[[ MATERIAL PROVIDED, beginning ]]

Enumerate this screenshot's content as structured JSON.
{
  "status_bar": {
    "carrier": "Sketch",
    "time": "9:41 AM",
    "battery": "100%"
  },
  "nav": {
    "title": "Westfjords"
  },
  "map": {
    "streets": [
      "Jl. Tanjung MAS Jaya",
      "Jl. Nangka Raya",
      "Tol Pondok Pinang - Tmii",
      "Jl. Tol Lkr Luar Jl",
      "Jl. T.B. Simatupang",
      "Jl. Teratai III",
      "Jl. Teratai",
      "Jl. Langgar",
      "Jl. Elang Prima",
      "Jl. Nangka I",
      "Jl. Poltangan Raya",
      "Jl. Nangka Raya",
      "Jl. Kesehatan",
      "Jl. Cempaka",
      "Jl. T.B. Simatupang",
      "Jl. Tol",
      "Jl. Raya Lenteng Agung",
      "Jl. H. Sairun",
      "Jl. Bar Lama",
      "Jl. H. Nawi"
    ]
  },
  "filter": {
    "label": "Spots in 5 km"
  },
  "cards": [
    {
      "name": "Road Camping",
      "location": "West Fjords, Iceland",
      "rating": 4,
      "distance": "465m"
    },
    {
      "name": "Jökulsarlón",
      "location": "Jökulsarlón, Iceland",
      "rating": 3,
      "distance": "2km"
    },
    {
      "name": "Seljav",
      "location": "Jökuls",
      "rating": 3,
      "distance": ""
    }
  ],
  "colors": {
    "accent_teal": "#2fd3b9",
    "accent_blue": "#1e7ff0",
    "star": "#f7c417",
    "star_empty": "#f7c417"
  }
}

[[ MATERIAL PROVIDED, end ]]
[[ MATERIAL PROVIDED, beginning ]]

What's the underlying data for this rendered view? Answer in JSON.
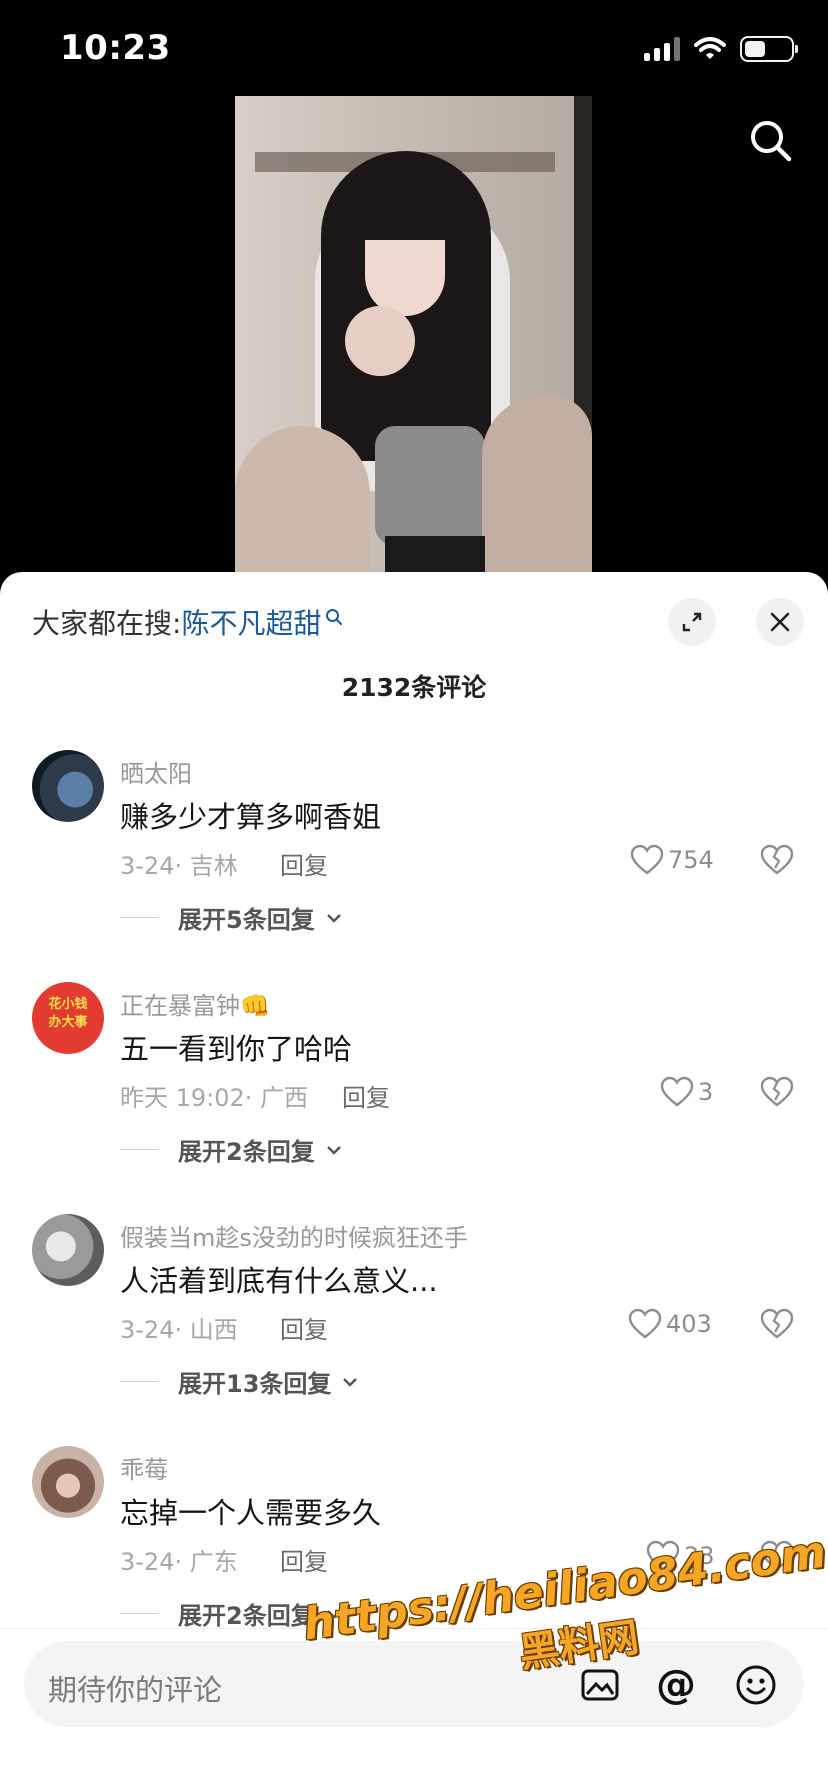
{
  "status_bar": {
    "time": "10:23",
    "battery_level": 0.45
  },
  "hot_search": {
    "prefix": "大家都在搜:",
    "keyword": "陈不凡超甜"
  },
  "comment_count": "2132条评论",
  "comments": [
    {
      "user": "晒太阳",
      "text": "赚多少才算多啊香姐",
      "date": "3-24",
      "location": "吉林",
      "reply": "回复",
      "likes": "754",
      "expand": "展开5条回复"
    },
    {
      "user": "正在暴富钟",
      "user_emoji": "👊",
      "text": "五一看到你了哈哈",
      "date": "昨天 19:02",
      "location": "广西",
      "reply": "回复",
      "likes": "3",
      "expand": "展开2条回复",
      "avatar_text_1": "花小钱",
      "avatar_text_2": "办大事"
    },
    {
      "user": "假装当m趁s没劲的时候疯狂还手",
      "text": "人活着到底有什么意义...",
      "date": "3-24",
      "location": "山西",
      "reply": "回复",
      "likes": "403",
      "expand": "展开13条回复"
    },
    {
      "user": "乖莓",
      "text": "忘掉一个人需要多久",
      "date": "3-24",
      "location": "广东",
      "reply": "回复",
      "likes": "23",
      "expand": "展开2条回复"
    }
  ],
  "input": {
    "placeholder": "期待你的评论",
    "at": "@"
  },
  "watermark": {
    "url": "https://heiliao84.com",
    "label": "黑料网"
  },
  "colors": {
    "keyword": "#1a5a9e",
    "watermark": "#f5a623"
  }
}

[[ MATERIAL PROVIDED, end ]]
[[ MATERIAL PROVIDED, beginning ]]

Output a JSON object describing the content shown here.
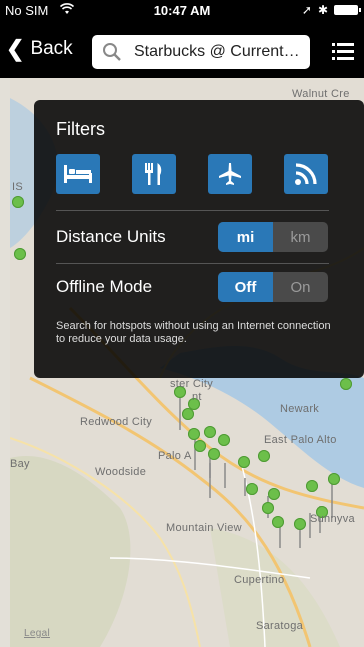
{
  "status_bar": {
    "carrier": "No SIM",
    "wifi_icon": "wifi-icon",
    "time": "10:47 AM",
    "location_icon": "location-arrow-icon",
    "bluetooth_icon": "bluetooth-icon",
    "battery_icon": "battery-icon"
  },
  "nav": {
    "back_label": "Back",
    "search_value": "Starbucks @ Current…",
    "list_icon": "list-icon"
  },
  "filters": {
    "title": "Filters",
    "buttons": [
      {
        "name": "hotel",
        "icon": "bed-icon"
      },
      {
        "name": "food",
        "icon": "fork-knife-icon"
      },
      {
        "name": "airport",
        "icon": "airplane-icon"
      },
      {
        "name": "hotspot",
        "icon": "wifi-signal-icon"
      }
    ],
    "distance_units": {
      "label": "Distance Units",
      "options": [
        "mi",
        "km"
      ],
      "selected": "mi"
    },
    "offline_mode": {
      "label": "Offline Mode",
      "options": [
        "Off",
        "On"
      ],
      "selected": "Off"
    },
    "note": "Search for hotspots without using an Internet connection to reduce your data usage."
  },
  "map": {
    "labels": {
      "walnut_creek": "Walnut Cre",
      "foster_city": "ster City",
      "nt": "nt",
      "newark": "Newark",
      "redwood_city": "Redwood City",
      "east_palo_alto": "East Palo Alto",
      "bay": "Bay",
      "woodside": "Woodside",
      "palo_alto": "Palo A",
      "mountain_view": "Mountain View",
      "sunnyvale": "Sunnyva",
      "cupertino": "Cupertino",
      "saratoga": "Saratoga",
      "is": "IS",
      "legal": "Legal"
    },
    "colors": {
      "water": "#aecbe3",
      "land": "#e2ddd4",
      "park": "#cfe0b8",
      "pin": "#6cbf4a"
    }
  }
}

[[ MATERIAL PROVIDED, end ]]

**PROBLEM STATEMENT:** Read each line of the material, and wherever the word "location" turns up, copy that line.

**SOLUTION FOR THIS EXERCISE:**
      "location": "West Fjords, Iceland",
      "location": "Jökulsarlón, Iceland",
      "location": "Jökuls",
      "location": "吉林",
      "location": "广西",
      "location": "山西",
      "location": "广东",
    "location_icon": "location-arrow-icon",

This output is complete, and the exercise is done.